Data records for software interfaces
☆ ☆ ☆ ☆

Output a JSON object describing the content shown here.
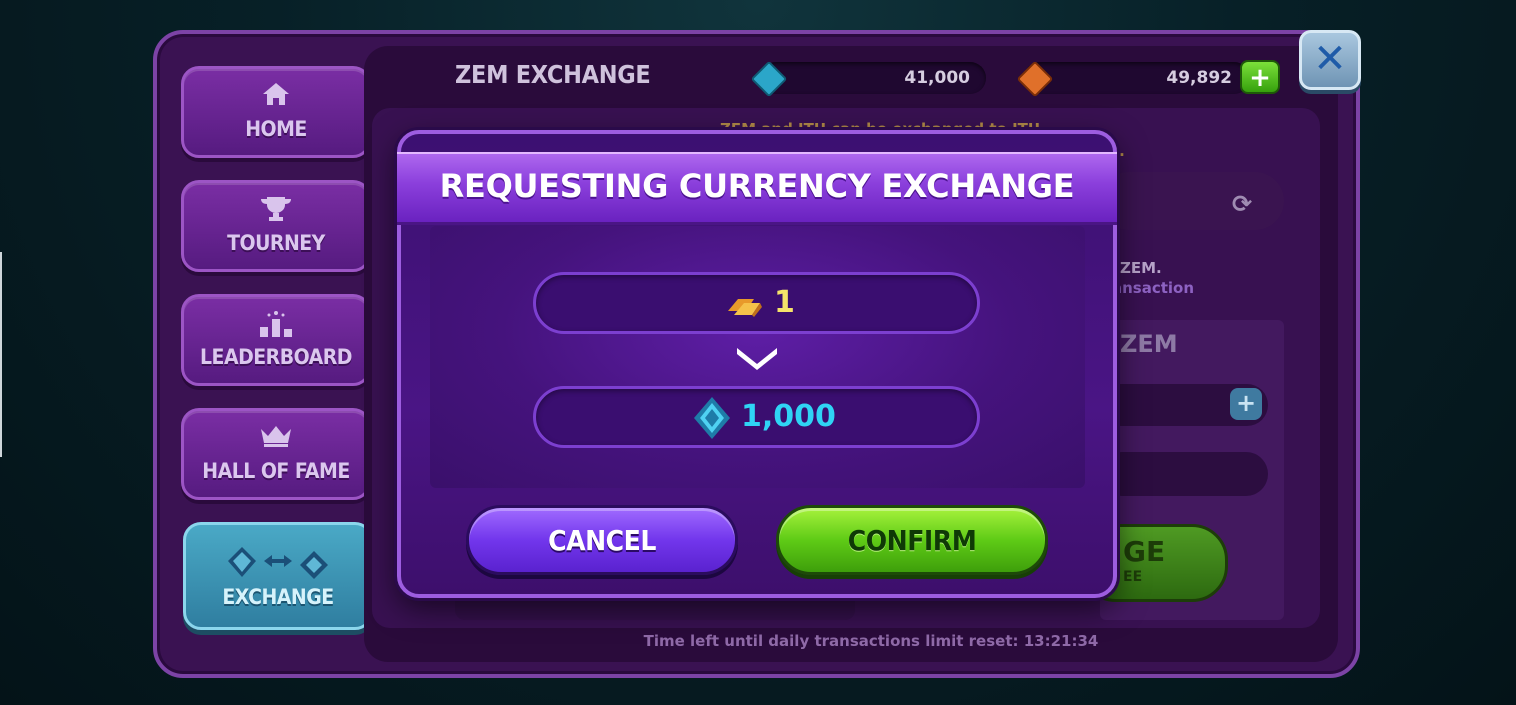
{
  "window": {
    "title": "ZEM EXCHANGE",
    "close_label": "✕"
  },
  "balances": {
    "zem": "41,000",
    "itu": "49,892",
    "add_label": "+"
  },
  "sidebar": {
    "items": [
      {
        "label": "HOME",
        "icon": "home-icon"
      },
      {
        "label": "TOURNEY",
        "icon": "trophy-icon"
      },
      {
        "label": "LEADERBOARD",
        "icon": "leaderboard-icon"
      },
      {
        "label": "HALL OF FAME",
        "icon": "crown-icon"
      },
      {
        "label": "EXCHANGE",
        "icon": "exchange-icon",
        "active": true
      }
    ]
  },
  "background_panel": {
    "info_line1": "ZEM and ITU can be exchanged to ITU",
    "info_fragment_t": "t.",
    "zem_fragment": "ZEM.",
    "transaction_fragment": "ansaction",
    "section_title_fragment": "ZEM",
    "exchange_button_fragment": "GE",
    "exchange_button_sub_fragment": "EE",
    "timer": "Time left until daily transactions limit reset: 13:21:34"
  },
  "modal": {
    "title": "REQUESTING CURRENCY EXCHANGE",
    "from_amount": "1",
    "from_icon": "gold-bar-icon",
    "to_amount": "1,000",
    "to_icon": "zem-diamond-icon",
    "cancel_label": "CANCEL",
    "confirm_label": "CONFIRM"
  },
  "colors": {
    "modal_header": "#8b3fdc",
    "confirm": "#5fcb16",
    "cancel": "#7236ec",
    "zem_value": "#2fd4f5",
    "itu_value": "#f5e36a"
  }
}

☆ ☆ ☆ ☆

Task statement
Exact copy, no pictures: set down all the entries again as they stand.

Final answer
Output a JSON object describing the content shown here.
{
  "window": {
    "title": "ZEM EXCHANGE",
    "close_label": "✕"
  },
  "balances": {
    "zem": "41,000",
    "itu": "49,892",
    "add_label": "+"
  },
  "sidebar": {
    "items": [
      {
        "label": "HOME",
        "icon": "home-icon"
      },
      {
        "label": "TOURNEY",
        "icon": "trophy-icon"
      },
      {
        "label": "LEADERBOARD",
        "icon": "leaderboard-icon"
      },
      {
        "label": "HALL OF FAME",
        "icon": "crown-icon"
      },
      {
        "label": "EXCHANGE",
        "icon": "exchange-icon",
        "active": true
      }
    ]
  },
  "background_panel": {
    "info_line1": "ZEM and ITU can be exchanged to ITU",
    "info_fragment_t": "t.",
    "zem_fragment": "ZEM.",
    "transaction_fragment": "ansaction",
    "section_title_fragment": "ZEM",
    "exchange_button_fragment": "GE",
    "exchange_button_sub_fragment": "EE",
    "timer": "Time left until daily transactions limit reset: 13:21:34"
  },
  "modal": {
    "title": "REQUESTING CURRENCY EXCHANGE",
    "from_amount": "1",
    "from_icon": "gold-bar-icon",
    "to_amount": "1,000",
    "to_icon": "zem-diamond-icon",
    "cancel_label": "CANCEL",
    "confirm_label": "CONFIRM"
  },
  "colors": {
    "modal_header": "#8b3fdc",
    "confirm": "#5fcb16",
    "cancel": "#7236ec",
    "zem_value": "#2fd4f5",
    "itu_value": "#f5e36a"
  }
}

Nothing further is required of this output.